Building resilience: boundaries not barriers
How can we become more resilient? Justine Allain Chapman considers the importance of establishing and maintaining healthy boundaries.
A home is more than a roof over your head and a life is more than survival. I like to think of my life as a house, a house in which I can feel at home in and invite others to. Houses are built to withstand adverse weather over time, to keep out the wind and provide warmth and shelter. Our experiences of adversity reveal to us how well we withstand hardship, how resilient we are. We can build resilience by a restructure and redesign of our lives so that we are better able to cope with the storms of life. Jesus tells us:
Everyone then who hears these words of mine and acts on them will be like a wise man who built his house on rock. The rain fell, the floods came, and the winds blew and beat on that house, but it did not fall because it had been founded on rock. Matthew 7:24-25
As children we drew pictures of houses. They generally had a roof and walls, a path and a fence. We didn’t draw foundations because we couldn’t see them, but it was as children that the foundations of our lives were being built, sometimes firm, sometimes less so. We leave our parents’ house and we make our own homes and lives. Jesus tells his disciples that the foundations of our lives are strengthened when we listen and act on his words.
What words of Jesus will help us to become more resilient, to grow stronger in the face of life’s difficulties?
The second is this, ‘You shall love your neighbour as yourself.’ There is no other commandment greater than these. Mark 12:31
A row of houses has boundaries which are needed for neighbours to live well and get along. We need to develop these boundaries when we think of our lives as a house. The front door of a house is designed to be shut and to give us privacy. We need space where we are not on show, space to shut out the whirlwind of the world and be safe, consider who and how we are. The world beats at our door with its demands and we need physical and personal boundaries that can withstand these knocks, perhaps especially in a digital age where personal and public boundaries can often be blurred.
Many of us find it difficult to say no, not wanting to be thought badly of, or left out. We can find it easier to keep being available to others rather than to deal with our own baggage. So we talk ourselves into believing that shutting the door is putting up a barrier. We need to love ourselves to be able to love others.
It is important to remember that a boundary isn’t a barrier. A boundary is there to mark out space.
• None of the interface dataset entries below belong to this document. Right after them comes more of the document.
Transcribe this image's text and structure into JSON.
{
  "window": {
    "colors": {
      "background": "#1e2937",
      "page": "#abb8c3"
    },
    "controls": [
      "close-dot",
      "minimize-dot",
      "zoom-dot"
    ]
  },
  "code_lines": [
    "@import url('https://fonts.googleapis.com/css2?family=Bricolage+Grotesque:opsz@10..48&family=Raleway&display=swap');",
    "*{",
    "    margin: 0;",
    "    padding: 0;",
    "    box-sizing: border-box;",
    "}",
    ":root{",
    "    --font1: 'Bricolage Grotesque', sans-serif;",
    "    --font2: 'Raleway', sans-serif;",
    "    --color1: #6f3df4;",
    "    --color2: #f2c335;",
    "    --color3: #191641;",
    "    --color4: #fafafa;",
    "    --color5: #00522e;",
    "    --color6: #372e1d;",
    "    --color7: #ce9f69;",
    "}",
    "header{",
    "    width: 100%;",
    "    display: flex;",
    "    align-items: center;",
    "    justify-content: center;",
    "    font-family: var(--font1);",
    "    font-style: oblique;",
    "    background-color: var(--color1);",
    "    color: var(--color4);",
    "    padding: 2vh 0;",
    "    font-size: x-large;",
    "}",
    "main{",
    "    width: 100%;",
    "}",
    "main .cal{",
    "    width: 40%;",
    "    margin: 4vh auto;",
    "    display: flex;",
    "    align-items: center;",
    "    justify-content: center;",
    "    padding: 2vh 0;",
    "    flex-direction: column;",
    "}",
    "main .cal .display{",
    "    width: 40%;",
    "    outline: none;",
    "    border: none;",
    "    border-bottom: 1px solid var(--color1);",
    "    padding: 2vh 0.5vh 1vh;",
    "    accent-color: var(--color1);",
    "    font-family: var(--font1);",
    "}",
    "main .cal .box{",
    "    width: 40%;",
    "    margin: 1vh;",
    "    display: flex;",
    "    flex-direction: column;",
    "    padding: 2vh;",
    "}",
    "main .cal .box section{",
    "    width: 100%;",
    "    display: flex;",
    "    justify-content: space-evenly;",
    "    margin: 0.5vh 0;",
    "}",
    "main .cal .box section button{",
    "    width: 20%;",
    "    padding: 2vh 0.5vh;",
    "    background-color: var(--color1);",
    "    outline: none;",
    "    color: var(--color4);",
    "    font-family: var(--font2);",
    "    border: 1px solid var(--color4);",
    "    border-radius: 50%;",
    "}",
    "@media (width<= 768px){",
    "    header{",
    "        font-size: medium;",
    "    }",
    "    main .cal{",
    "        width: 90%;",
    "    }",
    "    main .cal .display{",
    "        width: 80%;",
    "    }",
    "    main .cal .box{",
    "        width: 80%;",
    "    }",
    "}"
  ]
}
It sets out expectations for us and others in a way that is obvious and agreed, helping us to respect personal space or social norms. Our personal boundaries may more resemble the garden fence or hedge where neighbours wave, lean over and chat to one another. Knowing which bit of lawn is yours to look after, because of the boundary, gives limits to your responsibilities; in your life setting a boundary prevents endless internal discussion.
For the house of my life to be the home I can return to and be at peace, I know I need a good doormat, one that says ‘Welcome’. Jesus tells his disciples that when people don’t welcome them and reject them they should let their peace return to them and wipe the dust from their feet (Matthew 10:12-14). Being resilient involves letting go or wiping away gently what is not ours to bear.
To be at home within ourselves we need to develop an inner peace and self-acceptance. Dwelling peacefully in the house of your life involves decorating rooms with objects that inspire you and creating spaces to do the things which bring out the best in you. You will need to be a housekeeper and a homemaker in the house of your life, developing routines or disciplines to settle and encourage you. They may be creative like growing flowers or ones to help rest like a bedtime. You may think about the rooms of your life which are as yet unexplored. It is also likely that there is a cupboard bursting out and you will need to attend to it, but as you do, you can take a break in other rooms.
Your memory has pictures of events and people in your life which you can put up to encourage you. Some you look at differently now because your perspective has changed and you have been able to let go, some will need reframing and perhaps you leave them unframed on a work surface until a new place can be found for them.
The home which is your inner life can be built by you, designed and decorated as the place from which you live and go out into the world. It is a place of peace and a place where you can invite others.
Our home does not have to be perfect for us to host others. Whether in a brief encounter or a deep conversation we can share our peace. As we build a resilient life, able to withstand difficulties and redesign our house in the face of them, we are more able to create a healing space for guests. There will be One who will always wait respectfully at the door, knocking and calling, bringing peace:
Listen! I am standing at the door, knocking; if you hear my voice and open the door, I will come in to you and eat with you, and you with me. Revelation 3:20